Here’s Why Toothpaste and Orange Juice Don’t Mix

November 11, 2021

Food is pretty great. It fuels our bodies, tastes delicious, and gets our creative juices flowing as we try out new and exciting flavor combinations. The taste of certain foods can even bring back memories from a favorite childhood dish or beloved family recipe. But have you ever stopped to consider how our sense of taste even works?

We all have several thousand taste buds in our mouths, but the number varies from person to person. The average range is between 2000 and 10,000. And taste buds are not just on your tongue; they can be found in the roof and walls of your mouth, throat, and esophagus.

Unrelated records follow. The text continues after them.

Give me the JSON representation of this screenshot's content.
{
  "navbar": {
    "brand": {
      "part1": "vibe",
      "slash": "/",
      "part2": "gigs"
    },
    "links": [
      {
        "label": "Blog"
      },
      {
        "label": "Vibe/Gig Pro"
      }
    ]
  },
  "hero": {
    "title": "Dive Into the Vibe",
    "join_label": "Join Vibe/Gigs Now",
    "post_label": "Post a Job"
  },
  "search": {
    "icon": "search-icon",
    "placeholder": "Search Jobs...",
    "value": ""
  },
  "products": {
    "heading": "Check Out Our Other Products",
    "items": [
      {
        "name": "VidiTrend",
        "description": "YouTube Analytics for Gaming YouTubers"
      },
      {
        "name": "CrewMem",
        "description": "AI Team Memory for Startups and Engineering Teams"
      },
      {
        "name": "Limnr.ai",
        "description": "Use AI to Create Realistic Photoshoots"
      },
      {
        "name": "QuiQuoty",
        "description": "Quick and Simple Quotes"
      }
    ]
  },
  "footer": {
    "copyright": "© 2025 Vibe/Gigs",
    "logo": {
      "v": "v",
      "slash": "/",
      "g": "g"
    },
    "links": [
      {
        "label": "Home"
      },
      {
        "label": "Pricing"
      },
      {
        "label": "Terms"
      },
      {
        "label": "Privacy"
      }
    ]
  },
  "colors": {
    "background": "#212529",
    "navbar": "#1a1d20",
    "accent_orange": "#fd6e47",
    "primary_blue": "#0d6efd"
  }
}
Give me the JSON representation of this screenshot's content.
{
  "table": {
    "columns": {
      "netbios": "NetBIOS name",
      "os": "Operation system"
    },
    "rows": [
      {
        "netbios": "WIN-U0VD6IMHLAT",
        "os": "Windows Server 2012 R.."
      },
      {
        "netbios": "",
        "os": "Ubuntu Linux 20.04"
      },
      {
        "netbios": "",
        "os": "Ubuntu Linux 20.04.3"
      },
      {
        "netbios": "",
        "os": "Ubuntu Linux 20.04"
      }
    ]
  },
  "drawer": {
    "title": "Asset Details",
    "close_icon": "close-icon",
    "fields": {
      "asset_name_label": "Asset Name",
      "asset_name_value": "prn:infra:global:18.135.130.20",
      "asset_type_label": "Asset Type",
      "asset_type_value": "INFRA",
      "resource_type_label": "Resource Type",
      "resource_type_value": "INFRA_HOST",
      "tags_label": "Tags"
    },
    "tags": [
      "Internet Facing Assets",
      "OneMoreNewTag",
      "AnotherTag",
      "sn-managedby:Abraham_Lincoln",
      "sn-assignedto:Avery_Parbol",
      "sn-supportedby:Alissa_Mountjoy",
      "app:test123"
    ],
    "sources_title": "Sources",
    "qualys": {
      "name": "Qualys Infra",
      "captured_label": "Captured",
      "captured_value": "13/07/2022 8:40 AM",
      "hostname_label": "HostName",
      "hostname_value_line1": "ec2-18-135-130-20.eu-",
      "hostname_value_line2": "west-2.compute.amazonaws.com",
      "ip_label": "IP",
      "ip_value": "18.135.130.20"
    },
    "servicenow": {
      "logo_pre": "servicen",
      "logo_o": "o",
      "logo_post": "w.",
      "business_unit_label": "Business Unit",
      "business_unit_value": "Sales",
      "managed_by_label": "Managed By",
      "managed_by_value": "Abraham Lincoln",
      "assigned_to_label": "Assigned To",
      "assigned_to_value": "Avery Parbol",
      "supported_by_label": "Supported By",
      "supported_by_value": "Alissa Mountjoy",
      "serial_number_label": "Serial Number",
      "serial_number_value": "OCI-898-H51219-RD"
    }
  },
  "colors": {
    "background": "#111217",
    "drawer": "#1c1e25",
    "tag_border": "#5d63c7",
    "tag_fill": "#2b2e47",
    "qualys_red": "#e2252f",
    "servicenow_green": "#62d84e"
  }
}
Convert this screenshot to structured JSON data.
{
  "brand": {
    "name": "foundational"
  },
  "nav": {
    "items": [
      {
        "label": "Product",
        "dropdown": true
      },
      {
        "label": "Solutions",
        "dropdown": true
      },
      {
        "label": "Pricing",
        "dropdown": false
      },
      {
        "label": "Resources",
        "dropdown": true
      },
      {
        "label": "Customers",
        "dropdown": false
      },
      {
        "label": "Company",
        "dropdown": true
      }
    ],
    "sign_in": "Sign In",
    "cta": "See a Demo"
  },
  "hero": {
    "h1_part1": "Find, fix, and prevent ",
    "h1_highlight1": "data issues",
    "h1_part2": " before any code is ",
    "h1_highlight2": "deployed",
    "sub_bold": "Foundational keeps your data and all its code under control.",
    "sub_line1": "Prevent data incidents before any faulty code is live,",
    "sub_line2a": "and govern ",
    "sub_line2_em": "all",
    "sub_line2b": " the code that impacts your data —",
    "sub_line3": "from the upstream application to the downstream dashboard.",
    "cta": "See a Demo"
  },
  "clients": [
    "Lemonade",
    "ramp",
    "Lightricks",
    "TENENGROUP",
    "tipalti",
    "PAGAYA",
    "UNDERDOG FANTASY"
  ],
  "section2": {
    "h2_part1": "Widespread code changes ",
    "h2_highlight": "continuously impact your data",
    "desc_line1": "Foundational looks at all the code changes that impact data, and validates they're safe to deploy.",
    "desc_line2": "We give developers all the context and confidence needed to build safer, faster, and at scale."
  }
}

Taste buds are not visible to the human eye. Those little pink and white bumps you do see on your tongue are actually called papillae, hair-like projections that taste buds rest atop. Each papillae has an average of six taste buds buried inside.

The five different tastes that we can detect – sweet, sour, salty, bitter, and umami (savory) – can be sensed on all parts of the tongue. The sides of the tongue are more sensitive overall than the middle, and the back of our tongue is more sensitive to bitter tastes.

Have you ever drank orange juice right after brushing your teeth, only to have it taste more like unsweetened lemon juice? Taste buds, it turns out, are sensitive enough that certain compounds in foods and medicines can alter our ability to perceive one of the five common tastes. The foaming agent in most toothpaste seems to temporarily suppress sweetness receptors.

Here's Why Toothpaste and Orange Juice Don't Mix

Speaking of sweetness, a study by Cornell University food scientists found that the environment you are eating in can affect how you taste sweet things. The study discovered that a loud, noisy environment, such as when you’re traveling on an airplane, can suppress the sweet receptors and enhance umami receptors.

Overall oral health is very important in tasting our food. In patients with decayed teeth, poor oral hygiene, or high growth of oral bacteria, studies have shown that their taste is significantly worse than someone with a clean, healthy mouth.

Regular visits to a dentist can help ensure that you are keeping your taste buds working to their fullest potential. With so much delicious food available these days, it can certainly be said that trips to your local dental office are “in good taste!”